He agreed and always claimed that when she came to the door, he knew he was going to marry her, Helen said. Bob, with his affinity for detail and exceptional memory, could even recount what Helen was wearing that day, down to her jewelry, Terry said.
“Bob amazed me because he knew a little bit about a lot of things,” Helen said.
After the couple married, Bob tried to get a job with the Department of Social Services in Cumberland, without success. So every other weekend, the couple would travel from their Hagerstown home to Cumberland to help take care of Helen’s father and great aunt, until they died.
“Bob was a tremendous help to me with that,” Helen said.
In August 1973, the Hulls moved to Morgantown, W.Va., so Bob could earn his master’s degree in social work from West Virginia University. They returned to Hagerstown in May 1975 and he became supervisor of adult and family services for DSS.
Bob was raised a Methodist, while Helen was Baptist. They did not attend church regularly, but Helen said reading his Bible and praying were important to Bob.
“He lived a truly Christian life and practiced it every day,” said Terry’s wife, Joan Hull. “The way he treated people, he had such a big heart. He showed by example.”
Bob also was humble. Helen said Bob’s funeral lasted two hours because about 20 people got up to speak at the service.

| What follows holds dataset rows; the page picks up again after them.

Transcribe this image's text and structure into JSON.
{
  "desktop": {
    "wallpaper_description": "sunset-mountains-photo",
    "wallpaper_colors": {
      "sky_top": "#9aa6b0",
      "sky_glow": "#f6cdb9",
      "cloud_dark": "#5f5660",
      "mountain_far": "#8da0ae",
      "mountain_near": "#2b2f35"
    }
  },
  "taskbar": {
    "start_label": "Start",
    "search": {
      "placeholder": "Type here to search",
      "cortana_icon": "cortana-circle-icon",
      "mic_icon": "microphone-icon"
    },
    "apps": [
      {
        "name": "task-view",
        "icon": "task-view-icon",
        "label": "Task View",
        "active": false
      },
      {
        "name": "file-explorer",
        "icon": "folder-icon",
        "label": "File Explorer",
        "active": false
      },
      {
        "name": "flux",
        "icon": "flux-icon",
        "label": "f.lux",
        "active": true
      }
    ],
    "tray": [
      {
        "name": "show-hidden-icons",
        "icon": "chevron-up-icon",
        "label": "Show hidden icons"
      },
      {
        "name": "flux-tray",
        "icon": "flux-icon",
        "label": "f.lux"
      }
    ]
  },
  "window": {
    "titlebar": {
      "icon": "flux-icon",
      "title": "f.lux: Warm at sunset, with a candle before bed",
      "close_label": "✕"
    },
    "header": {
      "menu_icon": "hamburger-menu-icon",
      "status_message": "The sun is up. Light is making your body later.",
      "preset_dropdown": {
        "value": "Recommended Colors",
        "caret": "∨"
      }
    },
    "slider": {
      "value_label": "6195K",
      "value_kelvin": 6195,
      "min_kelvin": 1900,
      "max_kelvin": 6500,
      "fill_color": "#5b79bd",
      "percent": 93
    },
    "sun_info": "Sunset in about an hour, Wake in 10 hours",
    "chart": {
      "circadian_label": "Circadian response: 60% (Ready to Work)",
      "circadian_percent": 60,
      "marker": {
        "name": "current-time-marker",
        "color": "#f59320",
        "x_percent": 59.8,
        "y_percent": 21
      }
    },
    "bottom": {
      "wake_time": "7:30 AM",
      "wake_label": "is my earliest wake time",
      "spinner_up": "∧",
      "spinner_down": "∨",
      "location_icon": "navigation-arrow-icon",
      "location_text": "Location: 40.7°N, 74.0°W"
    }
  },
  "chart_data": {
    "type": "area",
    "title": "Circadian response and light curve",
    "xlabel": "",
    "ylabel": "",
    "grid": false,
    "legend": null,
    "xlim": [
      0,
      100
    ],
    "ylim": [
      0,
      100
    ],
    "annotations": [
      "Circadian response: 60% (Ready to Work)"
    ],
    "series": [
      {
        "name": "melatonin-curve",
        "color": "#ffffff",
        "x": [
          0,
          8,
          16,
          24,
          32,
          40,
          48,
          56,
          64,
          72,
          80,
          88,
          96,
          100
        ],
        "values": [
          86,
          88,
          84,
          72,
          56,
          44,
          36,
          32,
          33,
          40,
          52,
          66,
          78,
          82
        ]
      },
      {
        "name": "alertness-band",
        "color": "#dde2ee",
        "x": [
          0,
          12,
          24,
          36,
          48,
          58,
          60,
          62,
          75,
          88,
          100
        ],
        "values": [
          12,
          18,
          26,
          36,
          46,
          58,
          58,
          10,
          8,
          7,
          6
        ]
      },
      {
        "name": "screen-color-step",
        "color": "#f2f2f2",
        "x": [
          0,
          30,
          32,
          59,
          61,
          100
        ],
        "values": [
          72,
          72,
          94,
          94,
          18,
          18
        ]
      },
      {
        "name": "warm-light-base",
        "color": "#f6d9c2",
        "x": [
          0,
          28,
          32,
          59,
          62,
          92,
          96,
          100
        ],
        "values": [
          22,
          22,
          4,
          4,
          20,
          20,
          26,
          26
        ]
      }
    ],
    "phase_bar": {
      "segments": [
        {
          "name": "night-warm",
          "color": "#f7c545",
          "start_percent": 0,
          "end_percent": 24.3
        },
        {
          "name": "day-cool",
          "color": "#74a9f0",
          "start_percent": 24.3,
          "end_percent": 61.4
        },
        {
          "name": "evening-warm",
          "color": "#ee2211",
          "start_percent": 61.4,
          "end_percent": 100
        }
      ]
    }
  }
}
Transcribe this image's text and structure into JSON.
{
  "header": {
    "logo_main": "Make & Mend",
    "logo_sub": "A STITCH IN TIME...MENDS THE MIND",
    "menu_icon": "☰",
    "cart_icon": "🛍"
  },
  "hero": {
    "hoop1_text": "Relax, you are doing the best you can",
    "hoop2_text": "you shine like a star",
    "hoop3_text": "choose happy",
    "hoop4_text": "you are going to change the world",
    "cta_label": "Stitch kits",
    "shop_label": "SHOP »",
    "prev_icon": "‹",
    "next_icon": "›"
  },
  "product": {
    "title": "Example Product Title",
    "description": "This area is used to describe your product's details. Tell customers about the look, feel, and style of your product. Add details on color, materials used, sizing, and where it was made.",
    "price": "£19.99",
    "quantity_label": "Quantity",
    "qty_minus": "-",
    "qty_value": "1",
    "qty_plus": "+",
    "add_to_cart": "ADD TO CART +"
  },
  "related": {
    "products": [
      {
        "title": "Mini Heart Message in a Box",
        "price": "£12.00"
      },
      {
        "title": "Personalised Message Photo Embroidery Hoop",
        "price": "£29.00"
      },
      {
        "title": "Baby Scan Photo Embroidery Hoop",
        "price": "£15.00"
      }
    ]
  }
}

Had Bob been there, he would have said “that’s enough,” Helen said.
“It was truly uplifting. His parting gift to us was (for us) to leave there and be more like him,” Randy said in a phone interview.
Bob was the oldest son, and Bob’s mother, now 89, always had looked to him as “her little man,” Helen said. He had done the “lion’s share” of taking her to appointments and getting her places, Terry said.
Even though Bob and Helen did not have children, Bob was close to his two nieces and nephew, as well as to Helen’s 23 nieces and nephews.
Bob was proud of his family and extremely patriotic. His father served in France with Patton’s Third Army in World War II, Helen said.
Terry worked for more than 30 years as a civilian engineer with the U.S. Navy/Department of Defense and worked on nuclear submarines, which fascinated Bob. Randy is president of his own consulting firm, which works with global companies primarily in the petroleum, energy and chemical businesses.
When Terry retired seven years ago, he moved from Scaggsville, Md., in Howard County to Hagerstown. He joined Bob and John Kenney, a former coworker at DSS, for their Wednesday night outings to the Improved Order of Red Men in Williamsport, where over a few beers, the trio would solve the problems of the world, Terry said.
John, now program manager of adult services for the Washington County Department of Social Services, worked with Bob for 24 years. After Bob got his master’s degree, he became John’s boss.
“He was very dedicated to helping each client and family in any way he could. I really enjoyed working with him,” John said.
John added that Bob was a people person who reached out to others and “kind of adopted me and my family.”
Bob belonged to many service organizations because his father was instrumental in helping him become a member. He was loyal to those organizations — Red Men, Moose International, Eagles Inc. in Waynesboro, Pa., Sons of the American Legion and Sons of AMVETS.
Bob’s death took the family by surprise. He had been having trouble sleeping for about two weeks and finally sought treatment, but died in his sleep before he could return home.
“It was a tremendous shock,” John said of receiving the call from Terry that Bob had died.
“There are no words I can come up with to describe how much Bob meant to me,” Terry said.
Editor’s note: Each Sunday, The Herald-Mail runs “A Life Remembered.” Each story in this continuing series takes a look back — through the eyes of family, friends, co-workers and others — at a member of the community who died recently. Today’s “A Life Remembered” is about Robert D. Hull, who died Feb. 27 at the age of 70. His obituary was published in the Feb. 29 edition of The Herald-Mail.